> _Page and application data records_
----

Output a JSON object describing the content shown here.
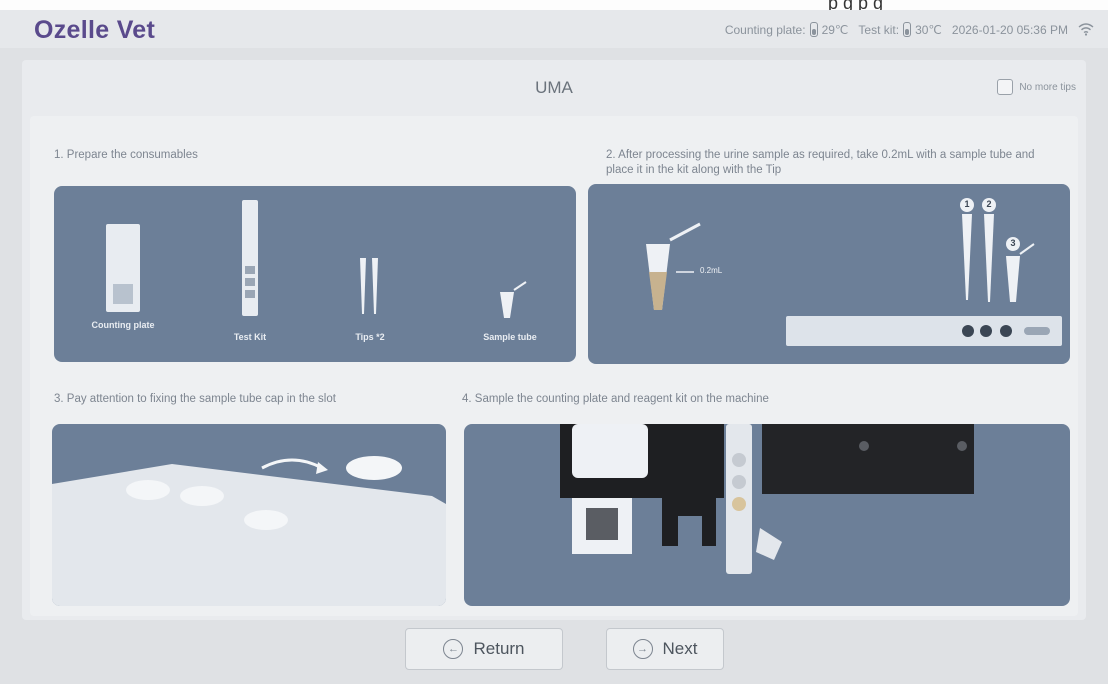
{
  "overlay": {
    "text": "p        g  p  g"
  },
  "header": {
    "brand": "Ozelle Vet",
    "counting_plate_label": "Counting plate:",
    "counting_plate_temp": "29℃",
    "test_kit_label": "Test kit:",
    "test_kit_temp": "30℃",
    "datetime": "2026-01-20  05:36 PM",
    "wifi_icon": "wifi-icon"
  },
  "dialog": {
    "title": "UMA",
    "no_more_tips": "No more tips"
  },
  "steps": [
    {
      "text": "1. Prepare the consumables"
    },
    {
      "text": "2. After processing the urine sample as required, take 0.2mL with a sample tube and place it in the kit along with the Tip"
    },
    {
      "text": "3. Pay attention to fixing the sample tube cap in the slot"
    },
    {
      "text": "4. Sample the counting plate and reagent kit on the machine"
    }
  ],
  "panel1": {
    "items": [
      "Counting plate",
      "Test Kit",
      "Tips *2",
      "Sample tube"
    ]
  },
  "panel2": {
    "volume": "0.2mL",
    "markers": [
      "1",
      "2",
      "3"
    ]
  },
  "buttons": {
    "return": "Return",
    "next": "Next"
  },
  "colors": {
    "brand": "#5a4a8c",
    "panel": "#6c7f98",
    "background": "#dfe1e4"
  }
}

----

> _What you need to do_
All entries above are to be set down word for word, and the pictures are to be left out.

> _Answer below_
Output a JSON object describing the content shown here.
{
  "overlay": {
    "text": "p        g  p  g"
  },
  "header": {
    "brand": "Ozelle Vet",
    "counting_plate_label": "Counting plate:",
    "counting_plate_temp": "29℃",
    "test_kit_label": "Test kit:",
    "test_kit_temp": "30℃",
    "datetime": "2026-01-20  05:36 PM",
    "wifi_icon": "wifi-icon"
  },
  "dialog": {
    "title": "UMA",
    "no_more_tips": "No more tips"
  },
  "steps": [
    {
      "text": "1. Prepare the consumables"
    },
    {
      "text": "2. After processing the urine sample as required, take 0.2mL with a sample tube and place it in the kit along with the Tip"
    },
    {
      "text": "3. Pay attention to fixing the sample tube cap in the slot"
    },
    {
      "text": "4. Sample the counting plate and reagent kit on the machine"
    }
  ],
  "panel1": {
    "items": [
      "Counting plate",
      "Test Kit",
      "Tips *2",
      "Sample tube"
    ]
  },
  "panel2": {
    "volume": "0.2mL",
    "markers": [
      "1",
      "2",
      "3"
    ]
  },
  "buttons": {
    "return": "Return",
    "next": "Next"
  },
  "colors": {
    "brand": "#5a4a8c",
    "panel": "#6c7f98",
    "background": "#dfe1e4"
  }
}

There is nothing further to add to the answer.